Exercise aim
Reprint the whole of the data exactly.

Supplied records
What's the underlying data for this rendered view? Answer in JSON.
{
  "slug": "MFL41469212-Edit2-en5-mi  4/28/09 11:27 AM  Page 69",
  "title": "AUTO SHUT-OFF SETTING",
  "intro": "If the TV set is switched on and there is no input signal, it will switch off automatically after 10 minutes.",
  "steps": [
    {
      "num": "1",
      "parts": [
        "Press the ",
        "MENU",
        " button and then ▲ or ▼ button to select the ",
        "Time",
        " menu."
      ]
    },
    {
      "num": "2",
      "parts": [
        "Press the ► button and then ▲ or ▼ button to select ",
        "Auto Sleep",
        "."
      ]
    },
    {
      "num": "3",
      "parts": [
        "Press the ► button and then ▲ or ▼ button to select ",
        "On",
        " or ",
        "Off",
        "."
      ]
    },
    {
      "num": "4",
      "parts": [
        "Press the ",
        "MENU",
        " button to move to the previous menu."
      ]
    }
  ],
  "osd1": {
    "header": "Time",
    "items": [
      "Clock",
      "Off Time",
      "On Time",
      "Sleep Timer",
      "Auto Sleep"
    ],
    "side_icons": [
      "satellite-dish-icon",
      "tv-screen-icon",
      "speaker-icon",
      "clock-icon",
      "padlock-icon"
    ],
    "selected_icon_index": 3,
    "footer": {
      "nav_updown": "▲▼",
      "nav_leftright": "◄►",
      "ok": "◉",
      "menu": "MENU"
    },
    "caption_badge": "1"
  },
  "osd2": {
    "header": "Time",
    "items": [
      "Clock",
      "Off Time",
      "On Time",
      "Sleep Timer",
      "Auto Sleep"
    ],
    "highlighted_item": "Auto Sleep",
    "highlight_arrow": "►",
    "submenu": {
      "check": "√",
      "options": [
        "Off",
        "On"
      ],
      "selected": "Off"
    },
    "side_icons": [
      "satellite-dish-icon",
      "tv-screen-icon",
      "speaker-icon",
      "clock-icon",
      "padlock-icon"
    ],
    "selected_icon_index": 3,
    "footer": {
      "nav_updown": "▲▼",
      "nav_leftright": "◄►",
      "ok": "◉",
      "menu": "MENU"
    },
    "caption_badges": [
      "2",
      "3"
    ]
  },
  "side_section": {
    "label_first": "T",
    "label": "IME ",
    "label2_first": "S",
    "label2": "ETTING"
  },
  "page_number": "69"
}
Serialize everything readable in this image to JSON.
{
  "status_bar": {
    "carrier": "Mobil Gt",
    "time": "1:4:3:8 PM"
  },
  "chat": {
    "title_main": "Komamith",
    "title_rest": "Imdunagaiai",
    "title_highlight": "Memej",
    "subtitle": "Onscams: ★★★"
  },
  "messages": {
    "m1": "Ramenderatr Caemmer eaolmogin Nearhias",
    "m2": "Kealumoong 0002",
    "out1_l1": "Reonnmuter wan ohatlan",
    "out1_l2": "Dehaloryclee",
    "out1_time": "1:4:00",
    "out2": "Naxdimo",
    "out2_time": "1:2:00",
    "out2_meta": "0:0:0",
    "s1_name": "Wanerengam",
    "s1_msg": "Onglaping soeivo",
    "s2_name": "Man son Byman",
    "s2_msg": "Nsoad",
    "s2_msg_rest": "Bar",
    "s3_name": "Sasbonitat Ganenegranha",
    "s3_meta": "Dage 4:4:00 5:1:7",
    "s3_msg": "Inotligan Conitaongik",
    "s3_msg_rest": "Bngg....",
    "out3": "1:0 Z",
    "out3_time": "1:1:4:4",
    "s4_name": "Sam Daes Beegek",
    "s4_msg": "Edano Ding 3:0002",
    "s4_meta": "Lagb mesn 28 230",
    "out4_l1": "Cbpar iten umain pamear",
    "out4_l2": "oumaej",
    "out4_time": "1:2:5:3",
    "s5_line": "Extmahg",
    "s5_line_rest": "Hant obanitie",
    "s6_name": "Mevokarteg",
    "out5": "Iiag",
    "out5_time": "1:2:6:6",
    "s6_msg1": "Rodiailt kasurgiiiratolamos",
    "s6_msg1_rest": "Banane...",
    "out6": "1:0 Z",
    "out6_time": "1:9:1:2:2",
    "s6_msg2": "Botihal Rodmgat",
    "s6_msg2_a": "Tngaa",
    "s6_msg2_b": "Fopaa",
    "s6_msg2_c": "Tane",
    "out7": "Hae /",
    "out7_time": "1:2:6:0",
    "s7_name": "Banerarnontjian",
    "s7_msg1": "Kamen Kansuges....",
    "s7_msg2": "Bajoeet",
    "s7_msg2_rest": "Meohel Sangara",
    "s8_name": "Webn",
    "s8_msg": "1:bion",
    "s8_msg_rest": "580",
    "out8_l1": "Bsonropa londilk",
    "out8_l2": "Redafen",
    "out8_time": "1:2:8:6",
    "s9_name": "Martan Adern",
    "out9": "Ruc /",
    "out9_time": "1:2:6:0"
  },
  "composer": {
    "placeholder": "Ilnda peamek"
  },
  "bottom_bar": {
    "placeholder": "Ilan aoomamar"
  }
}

Response to the task
What's the underlying data for this rendered view? Answer in JSON.
{
  "slug": "MFL41469212-Edit2-en5-mi  4/28/09 11:27 AM  Page 69",
  "title": "AUTO SHUT-OFF SETTING",
  "intro": "If the TV set is switched on and there is no input signal, it will switch off automatically after 10 minutes.",
  "steps": [
    {
      "num": "1",
      "parts": [
        "Press the ",
        "MENU",
        " button and then ▲ or ▼ button to select the ",
        "Time",
        " menu."
      ]
    },
    {
      "num": "2",
      "parts": [
        "Press the ► button and then ▲ or ▼ button to select ",
        "Auto Sleep",
        "."
      ]
    },
    {
      "num": "3",
      "parts": [
        "Press the ► button and then ▲ or ▼ button to select ",
        "On",
        " or ",
        "Off",
        "."
      ]
    },
    {
      "num": "4",
      "parts": [
        "Press the ",
        "MENU",
        " button to move to the previous menu."
      ]
    }
  ],
  "osd1": {
    "header": "Time",
    "items": [
      "Clock",
      "Off Time",
      "On Time",
      "Sleep Timer",
      "Auto Sleep"
    ],
    "side_icons": [
      "satellite-dish-icon",
      "tv-screen-icon",
      "speaker-icon",
      "clock-icon",
      "padlock-icon"
    ],
    "selected_icon_index": 3,
    "footer": {
      "nav_updown": "▲▼",
      "nav_leftright": "◄►",
      "ok": "◉",
      "menu": "MENU"
    },
    "caption_badge": "1"
  },
  "osd2": {
    "header": "Time",
    "items": [
      "Clock",
      "Off Time",
      "On Time",
      "Sleep Timer",
      "Auto Sleep"
    ],
    "highlighted_item": "Auto Sleep",
    "highlight_arrow": "►",
    "submenu": {
      "check": "√",
      "options": [
        "Off",
        "On"
      ],
      "selected": "Off"
    },
    "side_icons": [
      "satellite-dish-icon",
      "tv-screen-icon",
      "speaker-icon",
      "clock-icon",
      "padlock-icon"
    ],
    "selected_icon_index": 3,
    "footer": {
      "nav_updown": "▲▼",
      "nav_leftright": "◄►",
      "ok": "◉",
      "menu": "MENU"
    },
    "caption_badges": [
      "2",
      "3"
    ]
  },
  "side_section": {
    "label_first": "T",
    "label": "IME ",
    "label2_first": "S",
    "label2": "ETTING"
  },
  "page_number": "69"
}
Serialize everything readable in this image to JSON.
{
  "status_bar": {
    "carrier": "Mobil Gt",
    "time": "1:4:3:8 PM"
  },
  "chat": {
    "title_main": "Komamith",
    "title_rest": "Imdunagaiai",
    "title_highlight": "Memej",
    "subtitle": "Onscams: ★★★"
  },
  "messages": {
    "m1": "Ramenderatr Caemmer eaolmogin Nearhias",
    "m2": "Kealumoong 0002",
    "out1_l1": "Reonnmuter wan ohatlan",
    "out1_l2": "Dehaloryclee",
    "out1_time": "1:4:00",
    "out2": "Naxdimo",
    "out2_time": "1:2:00",
    "out2_meta": "0:0:0",
    "s1_name": "Wanerengam",
    "s1_msg": "Onglaping soeivo",
    "s2_name": "Man son Byman",
    "s2_msg": "Nsoad",
    "s2_msg_rest": "Bar",
    "s3_name": "Sasbonitat Ganenegranha",
    "s3_meta": "Dage 4:4:00 5:1:7",
    "s3_msg": "Inotligan Conitaongik",
    "s3_msg_rest": "Bngg....",
    "out3": "1:0 Z",
    "out3_time": "1:1:4:4",
    "s4_name": "Sam Daes Beegek",
    "s4_msg": "Edano Ding 3:0002",
    "s4_meta": "Lagb mesn 28 230",
    "out4_l1": "Cbpar iten umain pamear",
    "out4_l2": "oumaej",
    "out4_time": "1:2:5:3",
    "s5_line": "Extmahg",
    "s5_line_rest": "Hant obanitie",
    "s6_name": "Mevokarteg",
    "out5": "Iiag",
    "out5_time": "1:2:6:6",
    "s6_msg1": "Rodiailt kasurgiiiratolamos",
    "s6_msg1_rest": "Banane...",
    "out6": "1:0 Z",
    "out6_time": "1:9:1:2:2",
    "s6_msg2": "Botihal Rodmgat",
    "s6_msg2_a": "Tngaa",
    "s6_msg2_b": "Fopaa",
    "s6_msg2_c": "Tane",
    "out7": "Hae /",
    "out7_time": "1:2:6:0",
    "s7_name": "Banerarnontjian",
    "s7_msg1": "Kamen Kansuges....",
    "s7_msg2": "Bajoeet",
    "s7_msg2_rest": "Meohel Sangara",
    "s8_name": "Webn",
    "s8_msg": "1:bion",
    "s8_msg_rest": "580",
    "out8_l1": "Bsonropa londilk",
    "out8_l2": "Redafen",
    "out8_time": "1:2:8:6",
    "s9_name": "Martan Adern",
    "out9": "Ruc /",
    "out9_time": "1:2:6:0"
  },
  "composer": {
    "placeholder": "Ilnda peamek"
  },
  "bottom_bar": {
    "placeholder": "Ilan aoomamar"
  }
}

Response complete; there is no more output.